Listening to: “The Lonesome Death of Hattie Carroll” – Bob Dylan
Talk about yer misnomers. “Wintry mix?” What is this weather, a delightful tossed salad with a few rutabagas tossed in for seasonal flair? A delightful mix tape to listen to on the Solstice? No. No. “Wintry mix” should be called “assy hell.” “Assy hell” would be vastly more appropriate to describe March snain careening at your face as you come up from the subway into the windy gloom of Dewey Square.
I know I haven’t written in awhile, as I have been both busy and traveling. My job sent me to New York and Philadelphia, to chat up our teams of writers there. It was good times.
In Philly, I saw the greatest drag show ever at a dive bar called Bob & Barbara’s on South Street, which included a variety of glitzy queens, a stripper dangling his barely-sheathed cock along a drunken birthday girl’s face, and hunky bartenders in Speedos serving up the “special”—PBR and a shot of Jim Beam in a tiny plastic cup. I sat on a bench in Rittenhouse Square and ate street-cart cheesesteak.
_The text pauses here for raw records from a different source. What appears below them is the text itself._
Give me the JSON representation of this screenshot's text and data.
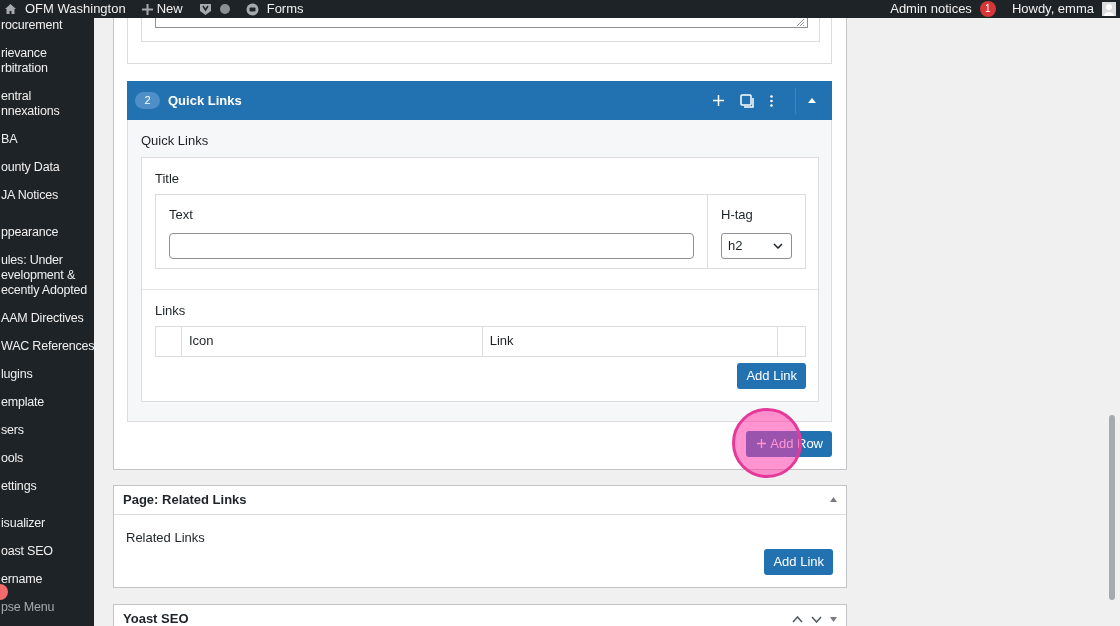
{
  "admin_bar": {
    "site": "OFM Washington",
    "new": "New",
    "forms": "Forms",
    "notices": "Admin notices",
    "notice_count": "1",
    "greeting": "Howdy, emma"
  },
  "sidebar": {
    "groups": [
      [
        {
          "lines": [
            "rocurement"
          ]
        },
        {
          "lines": [
            "rievance",
            "rbitration"
          ]
        },
        {
          "lines": [
            "entral",
            "nnexations"
          ]
        },
        {
          "lines": [
            "BA"
          ]
        },
        {
          "lines": [
            "ounty Data"
          ]
        },
        {
          "lines": [
            "JA Notices"
          ]
        }
      ],
      [
        {
          "lines": [
            "ppearance"
          ]
        },
        {
          "lines": [
            "ules: Under",
            "evelopment &",
            "ecently Adopted"
          ]
        },
        {
          "lines": [
            "AAM Directives"
          ]
        },
        {
          "lines": [
            "WAC References"
          ]
        },
        {
          "lines": [
            "lugins"
          ]
        },
        {
          "lines": [
            "emplate"
          ]
        },
        {
          "lines": [
            "sers"
          ]
        },
        {
          "lines": [
            "ools"
          ]
        },
        {
          "lines": [
            "ettings"
          ]
        }
      ],
      [
        {
          "lines": [
            "isualizer"
          ]
        },
        {
          "lines": [
            "oast SEO"
          ]
        },
        {
          "lines": [
            "ername"
          ]
        },
        {
          "lines": [
            "pse Menu"
          ],
          "kind": "collapse"
        }
      ]
    ]
  },
  "layout": {
    "row_number": "2",
    "title": "Quick Links",
    "expanded": true,
    "field_label": "Quick Links",
    "group_label": "Title",
    "text_label": "Text",
    "htag_label": "H-tag",
    "htag_value": "h2",
    "links_label": "Links",
    "columns": [
      "Icon",
      "Link"
    ],
    "add_link": "Add Link"
  },
  "add_row": "Add Row",
  "related_links_box": {
    "title": "Page: Related Links",
    "label": "Related Links",
    "button": "Add Link"
  },
  "yoast_box": {
    "title": "Yoast SEO"
  }
}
A sick but kind-looking man with a bag of medications and the lump of a catheter underneath his jacket asked me for train fare. He said he’d just been released from the hospital after kidney surgery, needed to get back Lancaster, and his car had been booted. He said he had HIV and he’d asked fellow black gay men for help and none of them would help. “My own people,” he said. He could have been scamming me, but I honestly don’t think he was. I gave him $2.50. His image sticks with me.
I stayed alone in a Westin, all expenses paid. It was my first time alone in an honest-to-god hotel room. I’ve been alone in sketchy hostels plenty of times (although you’re never really alone in hostels), but never in a nice hotel room. I started laughing when I walked inside, bounced on the huge white bed, spent twenty minutes examining the minibar, the “refreshment” drawer, the dual-headed shower head, the bathrobe, the Gideon’s bible, the view into the shopping court below. I realized I could’ve done anything in there, and no one would know. It was all about discretion. I felt like I ought to order myself a fancy hooker and a room service feast.
In New York, I spent most of the weekend wandering around Williamsburg with Rachel. We walked down to the East River, where real estate junkies had suddenly realized they could build condos that looked out on a perfect view of the Manhattan skyline. At the moment, it’s a big stretch of flattened grass. We stopped in a garden variety of trendy restaurants and bars and stretched out the day with wine and beer. I think if I move there eventually, Tucker will be alright. Lots of dogs, lots of green spaces.
And back in Boston now, busier than ever, wasting time that I don’t have on this blog. I saw My Name is Rachel Corrie a few weeks ago at the New Rep, and it’s really stuck with me. Not just in that it made me want to look further into the Israel-Palestine awfulness, but that Rachel Corrie was a very good writer. Also, that she really dedicated herself to changing the world as best she could and as best she understood it.
The part of the night that really sent me over the edge, though, was that Rachel Corrie’s actual parents were there. They joined in the talkback after the show, and the actress who played Rachel sat next to them, looking at them in awe, red-eyed, humbled.
I started reading her journals this week. She kept them for years–these go from when she was ten right up until her death by Israeli bulldozer in Gaza in 2003 when she was 23. Though some of it is very teen-angsty (albeit extremely articulate teen angst), a lot of what she wrote really feels like I’m hearing someone else rephrasing my own thoughts. If she hadn’t ended up becoming an accidental martyr, I think she could have gone on to be a very fine author.
Written when she was 18:
“I think my soul is nomadic. I’ve always stared upward at airplanes cutting white paths through the sky and wondered where they’re going. I’ve always turned my head a little to listen out of one ear to the people speaking in Spanish behind me on the bus. I’ve always stayed awake all night on the log silent car rides across Montana and Wyoming, watching the muscles of hills in the moonlight, watching the lights of small towns fade into darkness behind me, watching the infinite bald stripe of highway connect eastern horizons to western horizons. I’ve always been jealous of migratory birds.”
Which, in turn, makes me think of Angels in America:
“The oboe. The official instrument of the Order of Travel Agents. If the duck was a song bird, it would sound like this: nasal, desolate, the call of migratory things.”
O, pity us poor, poor privileged white folk, trying to do good in the world and always sinking back into useless self-reflection.
…..you got that that was sarcastic, right?
PS: You all failed my movie quotes quiz by not answering it. Failed. Shame. Shame heaped upon your heads. Tangental pseudo-religious shame.